● YOUR INSTRUCTIONS: Every line with the word "heading" in it should be extracted from the data that follows.

● DATASET CONTENT:

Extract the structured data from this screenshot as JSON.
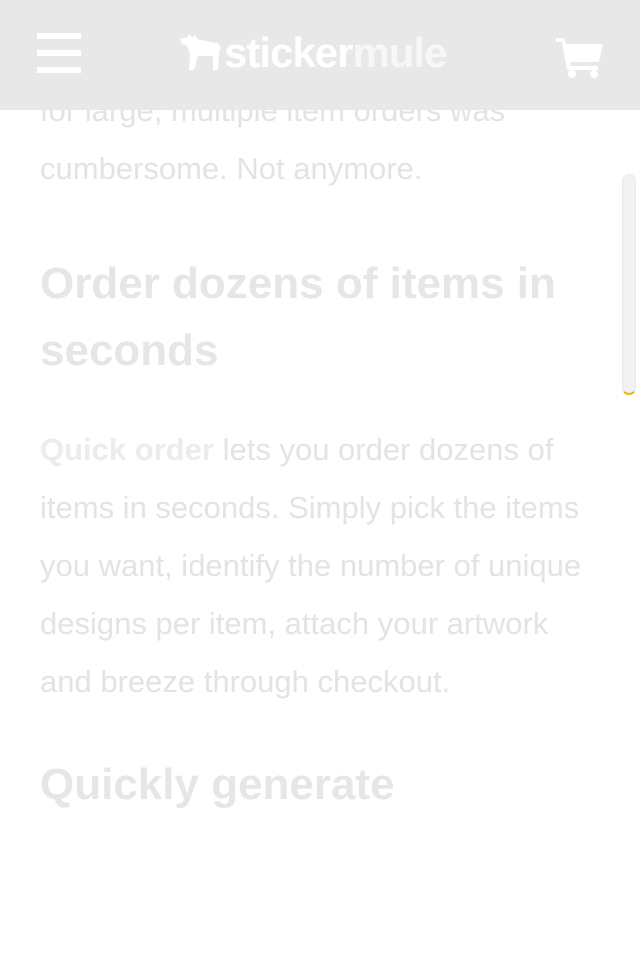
{
  "header": {
    "logo_part1": "sticker",
    "logo_part2": "mule",
    "menu_icon": "hamburger-icon",
    "cart_icon": "shopping-cart-icon"
  },
  "article": {
    "intro_lines": [
      "for large, multiple item orders was",
      "cumbersome. Not anymore."
    ],
    "section1": {
      "heading": "Order dozens of items in seconds",
      "lead_bold": "Quick order",
      "body": " lets you order dozens of items in seconds. Simply pick the items you want, identify the number of unique designs per item, attach your artwork and breeze through checkout."
    },
    "section2": {
      "heading": "Quickly generate"
    }
  },
  "colors": {
    "header_bg": "#e8e8e8",
    "text": "#e3e3e3",
    "scroll_accent": "#e1b800"
  }
}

● YOUR SOLUTION:
      "heading": "Order dozens of items in seconds",
      "heading": "Quickly generate"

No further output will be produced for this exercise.